__EXERCISE PROMPT__
Output each line of the data below exactly, omitting any image.
MATERIAL PROVIDED Block Start
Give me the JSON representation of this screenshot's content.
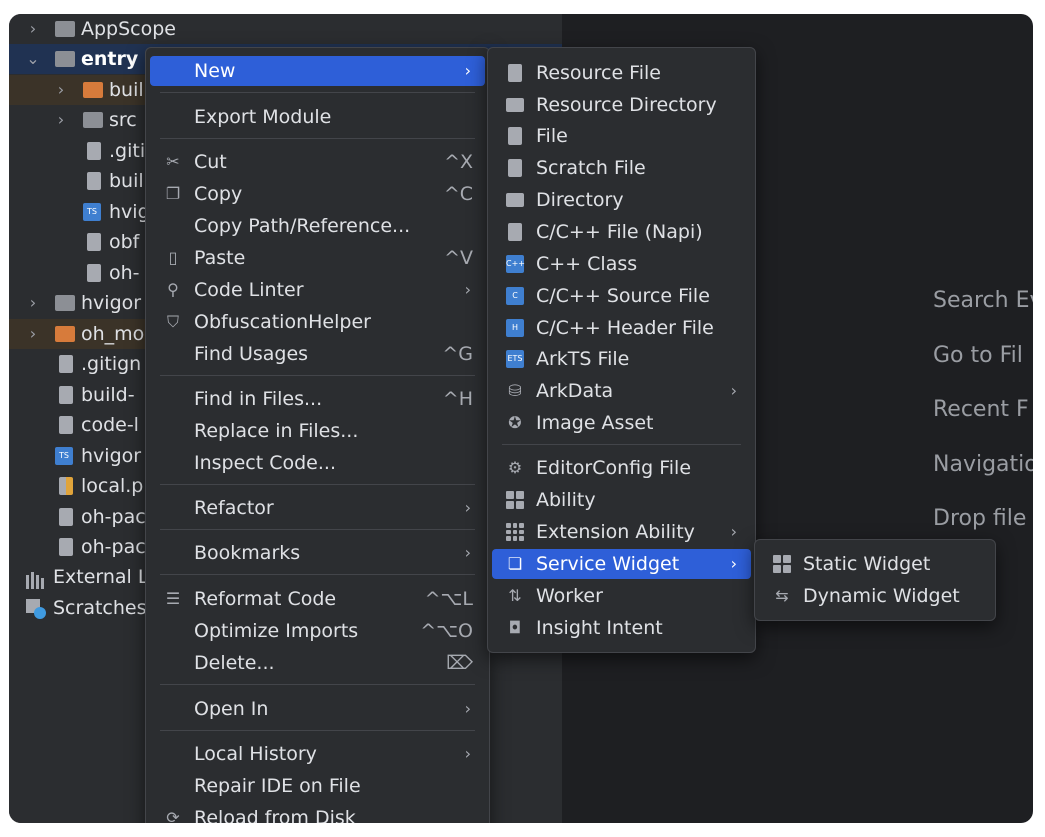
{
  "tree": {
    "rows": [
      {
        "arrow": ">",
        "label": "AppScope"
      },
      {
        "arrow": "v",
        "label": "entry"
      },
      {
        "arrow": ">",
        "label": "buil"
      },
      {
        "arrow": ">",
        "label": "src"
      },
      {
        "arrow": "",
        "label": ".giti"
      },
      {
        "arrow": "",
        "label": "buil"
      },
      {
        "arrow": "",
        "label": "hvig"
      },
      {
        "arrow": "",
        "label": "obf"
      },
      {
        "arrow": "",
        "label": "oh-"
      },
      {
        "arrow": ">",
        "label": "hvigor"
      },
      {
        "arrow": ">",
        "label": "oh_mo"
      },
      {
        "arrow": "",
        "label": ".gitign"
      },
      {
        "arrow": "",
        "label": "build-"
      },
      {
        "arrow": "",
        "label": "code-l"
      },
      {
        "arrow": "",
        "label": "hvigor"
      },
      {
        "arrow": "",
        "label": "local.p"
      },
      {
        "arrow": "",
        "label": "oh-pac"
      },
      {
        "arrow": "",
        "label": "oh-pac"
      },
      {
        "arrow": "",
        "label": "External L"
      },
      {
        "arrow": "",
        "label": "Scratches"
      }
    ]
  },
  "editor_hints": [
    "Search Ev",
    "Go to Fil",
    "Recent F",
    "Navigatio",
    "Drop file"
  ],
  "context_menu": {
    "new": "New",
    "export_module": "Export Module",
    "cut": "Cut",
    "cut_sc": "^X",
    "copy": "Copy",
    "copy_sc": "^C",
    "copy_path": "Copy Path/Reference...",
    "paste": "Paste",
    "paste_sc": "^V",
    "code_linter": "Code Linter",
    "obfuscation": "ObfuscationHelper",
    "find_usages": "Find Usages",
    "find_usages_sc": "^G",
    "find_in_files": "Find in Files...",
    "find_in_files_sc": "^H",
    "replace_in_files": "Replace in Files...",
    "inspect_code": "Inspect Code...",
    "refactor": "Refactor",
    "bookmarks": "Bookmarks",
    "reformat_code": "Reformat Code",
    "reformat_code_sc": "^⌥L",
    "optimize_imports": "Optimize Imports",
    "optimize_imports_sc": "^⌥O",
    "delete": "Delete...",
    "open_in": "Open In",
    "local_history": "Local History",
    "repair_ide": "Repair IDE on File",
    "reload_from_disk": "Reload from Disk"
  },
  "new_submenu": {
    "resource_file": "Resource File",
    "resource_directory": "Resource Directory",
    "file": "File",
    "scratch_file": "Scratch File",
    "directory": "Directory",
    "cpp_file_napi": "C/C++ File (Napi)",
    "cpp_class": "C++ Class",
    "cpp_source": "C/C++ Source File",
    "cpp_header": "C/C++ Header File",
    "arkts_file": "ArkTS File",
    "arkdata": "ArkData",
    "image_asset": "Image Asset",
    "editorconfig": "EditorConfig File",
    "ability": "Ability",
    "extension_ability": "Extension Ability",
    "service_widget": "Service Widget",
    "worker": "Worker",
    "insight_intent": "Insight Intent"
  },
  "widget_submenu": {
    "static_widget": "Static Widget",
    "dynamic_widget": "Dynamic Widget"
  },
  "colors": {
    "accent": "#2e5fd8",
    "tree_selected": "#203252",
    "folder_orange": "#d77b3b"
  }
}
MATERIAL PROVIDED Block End
__EXPECTED OUTPUT__
Give me the JSON representation of this screenshot's content.
{
  "tree": {
    "rows": [
      {
        "arrow": ">",
        "label": "AppScope"
      },
      {
        "arrow": "v",
        "label": "entry"
      },
      {
        "arrow": ">",
        "label": "buil"
      },
      {
        "arrow": ">",
        "label": "src"
      },
      {
        "arrow": "",
        "label": ".giti"
      },
      {
        "arrow": "",
        "label": "buil"
      },
      {
        "arrow": "",
        "label": "hvig"
      },
      {
        "arrow": "",
        "label": "obf"
      },
      {
        "arrow": "",
        "label": "oh-"
      },
      {
        "arrow": ">",
        "label": "hvigor"
      },
      {
        "arrow": ">",
        "label": "oh_mo"
      },
      {
        "arrow": "",
        "label": ".gitign"
      },
      {
        "arrow": "",
        "label": "build-"
      },
      {
        "arrow": "",
        "label": "code-l"
      },
      {
        "arrow": "",
        "label": "hvigor"
      },
      {
        "arrow": "",
        "label": "local.p"
      },
      {
        "arrow": "",
        "label": "oh-pac"
      },
      {
        "arrow": "",
        "label": "oh-pac"
      },
      {
        "arrow": "",
        "label": "External L"
      },
      {
        "arrow": "",
        "label": "Scratches"
      }
    ]
  },
  "editor_hints": [
    "Search Ev",
    "Go to Fil",
    "Recent F",
    "Navigatio",
    "Drop file"
  ],
  "context_menu": {
    "new": "New",
    "export_module": "Export Module",
    "cut": "Cut",
    "cut_sc": "^X",
    "copy": "Copy",
    "copy_sc": "^C",
    "copy_path": "Copy Path/Reference...",
    "paste": "Paste",
    "paste_sc": "^V",
    "code_linter": "Code Linter",
    "obfuscation": "ObfuscationHelper",
    "find_usages": "Find Usages",
    "find_usages_sc": "^G",
    "find_in_files": "Find in Files...",
    "find_in_files_sc": "^H",
    "replace_in_files": "Replace in Files...",
    "inspect_code": "Inspect Code...",
    "refactor": "Refactor",
    "bookmarks": "Bookmarks",
    "reformat_code": "Reformat Code",
    "reformat_code_sc": "^⌥L",
    "optimize_imports": "Optimize Imports",
    "optimize_imports_sc": "^⌥O",
    "delete": "Delete...",
    "open_in": "Open In",
    "local_history": "Local History",
    "repair_ide": "Repair IDE on File",
    "reload_from_disk": "Reload from Disk"
  },
  "new_submenu": {
    "resource_file": "Resource File",
    "resource_directory": "Resource Directory",
    "file": "File",
    "scratch_file": "Scratch File",
    "directory": "Directory",
    "cpp_file_napi": "C/C++ File (Napi)",
    "cpp_class": "C++ Class",
    "cpp_source": "C/C++ Source File",
    "cpp_header": "C/C++ Header File",
    "arkts_file": "ArkTS File",
    "arkdata": "ArkData",
    "image_asset": "Image Asset",
    "editorconfig": "EditorConfig File",
    "ability": "Ability",
    "extension_ability": "Extension Ability",
    "service_widget": "Service Widget",
    "worker": "Worker",
    "insight_intent": "Insight Intent"
  },
  "widget_submenu": {
    "static_widget": "Static Widget",
    "dynamic_widget": "Dynamic Widget"
  },
  "colors": {
    "accent": "#2e5fd8",
    "tree_selected": "#203252",
    "folder_orange": "#d77b3b"
  }
}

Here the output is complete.